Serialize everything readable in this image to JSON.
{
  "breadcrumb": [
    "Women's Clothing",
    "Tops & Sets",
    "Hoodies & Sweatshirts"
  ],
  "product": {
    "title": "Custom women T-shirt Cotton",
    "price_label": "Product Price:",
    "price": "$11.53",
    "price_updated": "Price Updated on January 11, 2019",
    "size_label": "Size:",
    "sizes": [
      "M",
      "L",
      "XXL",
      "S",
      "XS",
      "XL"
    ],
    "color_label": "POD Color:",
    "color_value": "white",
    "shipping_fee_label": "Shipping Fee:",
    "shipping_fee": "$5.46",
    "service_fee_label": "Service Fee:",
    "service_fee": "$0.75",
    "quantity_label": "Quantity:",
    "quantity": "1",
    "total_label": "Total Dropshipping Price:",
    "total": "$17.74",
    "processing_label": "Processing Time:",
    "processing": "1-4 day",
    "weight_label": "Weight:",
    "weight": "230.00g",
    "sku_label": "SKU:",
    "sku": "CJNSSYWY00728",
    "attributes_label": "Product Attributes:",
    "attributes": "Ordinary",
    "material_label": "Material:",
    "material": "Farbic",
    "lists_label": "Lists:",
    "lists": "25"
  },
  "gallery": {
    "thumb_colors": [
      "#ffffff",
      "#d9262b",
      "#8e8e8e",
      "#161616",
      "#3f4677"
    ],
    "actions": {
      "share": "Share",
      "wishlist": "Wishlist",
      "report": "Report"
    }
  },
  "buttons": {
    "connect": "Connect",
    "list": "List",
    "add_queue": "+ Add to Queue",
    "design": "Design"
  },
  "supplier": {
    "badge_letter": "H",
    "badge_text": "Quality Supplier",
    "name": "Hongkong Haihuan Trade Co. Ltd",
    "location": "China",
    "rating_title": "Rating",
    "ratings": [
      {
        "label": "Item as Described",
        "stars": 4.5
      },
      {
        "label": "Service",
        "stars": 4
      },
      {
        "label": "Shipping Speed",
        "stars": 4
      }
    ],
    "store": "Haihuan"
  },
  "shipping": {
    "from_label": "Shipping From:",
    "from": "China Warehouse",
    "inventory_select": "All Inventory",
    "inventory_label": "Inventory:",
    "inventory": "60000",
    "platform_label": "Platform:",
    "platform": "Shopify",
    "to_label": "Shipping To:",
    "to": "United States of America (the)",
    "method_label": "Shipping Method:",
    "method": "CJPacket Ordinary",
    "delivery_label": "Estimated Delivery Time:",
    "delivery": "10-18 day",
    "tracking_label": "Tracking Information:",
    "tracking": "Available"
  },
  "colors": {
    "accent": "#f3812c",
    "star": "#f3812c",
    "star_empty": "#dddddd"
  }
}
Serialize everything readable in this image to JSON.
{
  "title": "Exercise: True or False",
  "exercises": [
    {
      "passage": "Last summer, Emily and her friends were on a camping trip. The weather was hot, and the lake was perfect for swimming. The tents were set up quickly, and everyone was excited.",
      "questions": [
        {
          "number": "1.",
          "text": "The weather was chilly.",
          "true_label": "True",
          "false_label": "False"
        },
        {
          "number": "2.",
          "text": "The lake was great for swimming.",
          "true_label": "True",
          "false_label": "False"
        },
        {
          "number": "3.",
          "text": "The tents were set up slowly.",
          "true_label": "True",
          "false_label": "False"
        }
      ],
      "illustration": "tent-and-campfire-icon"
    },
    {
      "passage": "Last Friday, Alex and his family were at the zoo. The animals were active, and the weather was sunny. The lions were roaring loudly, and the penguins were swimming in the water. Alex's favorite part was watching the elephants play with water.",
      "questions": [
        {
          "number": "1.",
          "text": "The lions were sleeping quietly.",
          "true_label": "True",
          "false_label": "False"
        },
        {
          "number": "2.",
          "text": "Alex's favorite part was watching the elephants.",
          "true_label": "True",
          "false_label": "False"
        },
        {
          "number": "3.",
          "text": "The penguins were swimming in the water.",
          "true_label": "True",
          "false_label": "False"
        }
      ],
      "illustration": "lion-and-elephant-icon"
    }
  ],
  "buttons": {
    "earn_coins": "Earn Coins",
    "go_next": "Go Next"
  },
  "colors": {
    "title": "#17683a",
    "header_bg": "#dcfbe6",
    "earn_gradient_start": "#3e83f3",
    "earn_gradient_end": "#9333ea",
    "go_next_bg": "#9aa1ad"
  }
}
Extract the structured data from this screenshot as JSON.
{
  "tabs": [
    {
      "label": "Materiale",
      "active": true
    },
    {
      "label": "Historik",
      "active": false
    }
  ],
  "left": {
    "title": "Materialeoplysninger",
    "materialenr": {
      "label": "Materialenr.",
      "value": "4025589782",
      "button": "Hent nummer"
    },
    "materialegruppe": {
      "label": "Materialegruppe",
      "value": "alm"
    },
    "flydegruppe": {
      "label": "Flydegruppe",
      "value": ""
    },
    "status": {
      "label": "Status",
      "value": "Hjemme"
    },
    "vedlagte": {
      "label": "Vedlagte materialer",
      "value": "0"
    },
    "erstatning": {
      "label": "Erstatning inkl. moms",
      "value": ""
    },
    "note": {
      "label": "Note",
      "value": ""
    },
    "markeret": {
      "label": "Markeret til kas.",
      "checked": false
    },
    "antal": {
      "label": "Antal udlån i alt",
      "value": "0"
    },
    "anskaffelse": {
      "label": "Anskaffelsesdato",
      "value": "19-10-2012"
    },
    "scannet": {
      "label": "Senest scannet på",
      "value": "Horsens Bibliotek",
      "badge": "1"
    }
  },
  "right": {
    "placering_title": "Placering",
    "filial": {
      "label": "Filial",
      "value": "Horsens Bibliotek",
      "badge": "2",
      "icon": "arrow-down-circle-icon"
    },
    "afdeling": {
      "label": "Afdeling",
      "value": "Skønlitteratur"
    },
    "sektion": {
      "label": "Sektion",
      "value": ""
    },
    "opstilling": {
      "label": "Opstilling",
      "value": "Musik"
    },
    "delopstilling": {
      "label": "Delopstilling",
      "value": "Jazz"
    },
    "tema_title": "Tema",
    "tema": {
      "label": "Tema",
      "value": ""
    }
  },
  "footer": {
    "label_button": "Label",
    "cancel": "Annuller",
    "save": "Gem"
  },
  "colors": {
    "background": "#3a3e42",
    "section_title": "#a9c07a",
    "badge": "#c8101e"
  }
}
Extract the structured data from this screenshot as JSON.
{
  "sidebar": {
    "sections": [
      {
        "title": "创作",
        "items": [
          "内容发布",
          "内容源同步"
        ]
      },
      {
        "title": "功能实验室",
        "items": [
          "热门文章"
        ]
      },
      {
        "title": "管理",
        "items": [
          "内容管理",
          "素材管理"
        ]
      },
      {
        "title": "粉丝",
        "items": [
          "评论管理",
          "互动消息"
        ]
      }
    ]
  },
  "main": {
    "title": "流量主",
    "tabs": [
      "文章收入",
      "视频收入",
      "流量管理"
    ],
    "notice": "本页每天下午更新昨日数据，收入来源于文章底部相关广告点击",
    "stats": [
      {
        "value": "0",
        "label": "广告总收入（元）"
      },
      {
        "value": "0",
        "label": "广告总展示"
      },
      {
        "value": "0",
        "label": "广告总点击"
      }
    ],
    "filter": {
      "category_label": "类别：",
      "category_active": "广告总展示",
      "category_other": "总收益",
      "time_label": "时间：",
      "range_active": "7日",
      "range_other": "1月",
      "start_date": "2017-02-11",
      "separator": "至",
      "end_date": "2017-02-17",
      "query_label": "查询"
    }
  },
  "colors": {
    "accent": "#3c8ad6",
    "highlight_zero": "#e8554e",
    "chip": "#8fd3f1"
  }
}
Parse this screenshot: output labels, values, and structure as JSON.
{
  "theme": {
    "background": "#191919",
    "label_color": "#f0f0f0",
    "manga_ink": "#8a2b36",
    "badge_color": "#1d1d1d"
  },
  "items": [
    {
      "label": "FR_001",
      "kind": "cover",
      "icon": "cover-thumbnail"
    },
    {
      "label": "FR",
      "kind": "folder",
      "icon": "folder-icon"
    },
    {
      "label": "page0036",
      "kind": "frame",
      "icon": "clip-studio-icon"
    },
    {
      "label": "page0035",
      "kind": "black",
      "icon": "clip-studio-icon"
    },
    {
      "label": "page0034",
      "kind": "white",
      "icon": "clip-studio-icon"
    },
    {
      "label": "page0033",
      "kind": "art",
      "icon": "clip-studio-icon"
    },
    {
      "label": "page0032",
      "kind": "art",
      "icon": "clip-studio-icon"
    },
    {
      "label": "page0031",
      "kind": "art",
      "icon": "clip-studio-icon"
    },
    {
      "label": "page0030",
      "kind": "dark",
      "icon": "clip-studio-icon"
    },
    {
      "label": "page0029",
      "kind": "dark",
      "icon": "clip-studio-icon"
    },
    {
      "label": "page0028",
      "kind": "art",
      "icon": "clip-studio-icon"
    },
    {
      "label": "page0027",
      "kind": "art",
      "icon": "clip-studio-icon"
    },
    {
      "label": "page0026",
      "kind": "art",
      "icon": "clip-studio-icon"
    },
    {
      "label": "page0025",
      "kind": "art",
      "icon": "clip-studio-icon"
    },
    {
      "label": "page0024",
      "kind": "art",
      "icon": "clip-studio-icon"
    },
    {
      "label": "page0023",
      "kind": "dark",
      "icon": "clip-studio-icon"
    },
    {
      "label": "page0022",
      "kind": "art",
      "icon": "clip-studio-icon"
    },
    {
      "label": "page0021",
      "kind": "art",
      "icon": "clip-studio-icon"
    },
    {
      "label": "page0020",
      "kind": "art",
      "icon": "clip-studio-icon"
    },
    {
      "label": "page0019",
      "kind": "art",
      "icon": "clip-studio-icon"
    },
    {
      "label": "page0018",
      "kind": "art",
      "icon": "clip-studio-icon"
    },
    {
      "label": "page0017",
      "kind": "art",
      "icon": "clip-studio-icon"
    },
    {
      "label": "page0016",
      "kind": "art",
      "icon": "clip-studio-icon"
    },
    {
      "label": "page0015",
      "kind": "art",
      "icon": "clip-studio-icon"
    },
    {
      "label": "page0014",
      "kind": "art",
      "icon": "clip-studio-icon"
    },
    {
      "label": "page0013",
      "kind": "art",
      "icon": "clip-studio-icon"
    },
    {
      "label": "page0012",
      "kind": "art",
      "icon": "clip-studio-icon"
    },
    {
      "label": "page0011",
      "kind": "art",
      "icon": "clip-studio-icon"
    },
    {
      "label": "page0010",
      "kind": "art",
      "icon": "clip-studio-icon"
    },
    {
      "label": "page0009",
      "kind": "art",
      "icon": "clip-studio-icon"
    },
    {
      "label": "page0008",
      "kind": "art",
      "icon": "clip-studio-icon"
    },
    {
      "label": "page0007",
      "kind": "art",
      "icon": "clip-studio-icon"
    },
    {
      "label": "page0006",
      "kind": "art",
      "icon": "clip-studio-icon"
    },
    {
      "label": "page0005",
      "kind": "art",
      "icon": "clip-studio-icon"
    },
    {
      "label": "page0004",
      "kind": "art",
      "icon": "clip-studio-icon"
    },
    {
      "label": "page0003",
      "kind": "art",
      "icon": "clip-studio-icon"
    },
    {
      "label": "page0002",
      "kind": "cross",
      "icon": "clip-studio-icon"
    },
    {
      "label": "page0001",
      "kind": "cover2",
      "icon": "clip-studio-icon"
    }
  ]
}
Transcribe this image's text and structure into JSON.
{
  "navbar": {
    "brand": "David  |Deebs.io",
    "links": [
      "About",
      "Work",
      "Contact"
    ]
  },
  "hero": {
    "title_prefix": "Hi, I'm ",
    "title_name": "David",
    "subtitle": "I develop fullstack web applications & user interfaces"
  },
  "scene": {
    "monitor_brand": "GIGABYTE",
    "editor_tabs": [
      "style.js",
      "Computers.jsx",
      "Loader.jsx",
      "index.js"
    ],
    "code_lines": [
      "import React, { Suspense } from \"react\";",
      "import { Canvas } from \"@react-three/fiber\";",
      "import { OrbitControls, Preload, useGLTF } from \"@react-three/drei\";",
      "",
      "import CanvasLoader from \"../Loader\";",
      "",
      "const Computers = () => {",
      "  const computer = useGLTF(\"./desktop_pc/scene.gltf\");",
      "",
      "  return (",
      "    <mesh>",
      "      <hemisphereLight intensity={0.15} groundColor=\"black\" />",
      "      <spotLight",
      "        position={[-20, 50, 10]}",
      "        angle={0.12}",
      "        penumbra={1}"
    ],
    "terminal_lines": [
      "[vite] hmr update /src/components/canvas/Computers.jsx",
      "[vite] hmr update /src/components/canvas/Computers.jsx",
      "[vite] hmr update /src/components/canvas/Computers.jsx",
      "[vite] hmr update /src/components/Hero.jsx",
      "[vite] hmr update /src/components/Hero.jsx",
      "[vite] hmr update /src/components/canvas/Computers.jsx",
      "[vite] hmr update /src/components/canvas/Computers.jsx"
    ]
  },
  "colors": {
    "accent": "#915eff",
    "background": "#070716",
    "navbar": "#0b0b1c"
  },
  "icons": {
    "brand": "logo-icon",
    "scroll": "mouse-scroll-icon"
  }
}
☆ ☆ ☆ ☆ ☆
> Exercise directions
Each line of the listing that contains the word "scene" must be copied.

> Response below
  "scene": {
      "  const computer = useGLTF(\"./desktop_pc/scene.gltf\");",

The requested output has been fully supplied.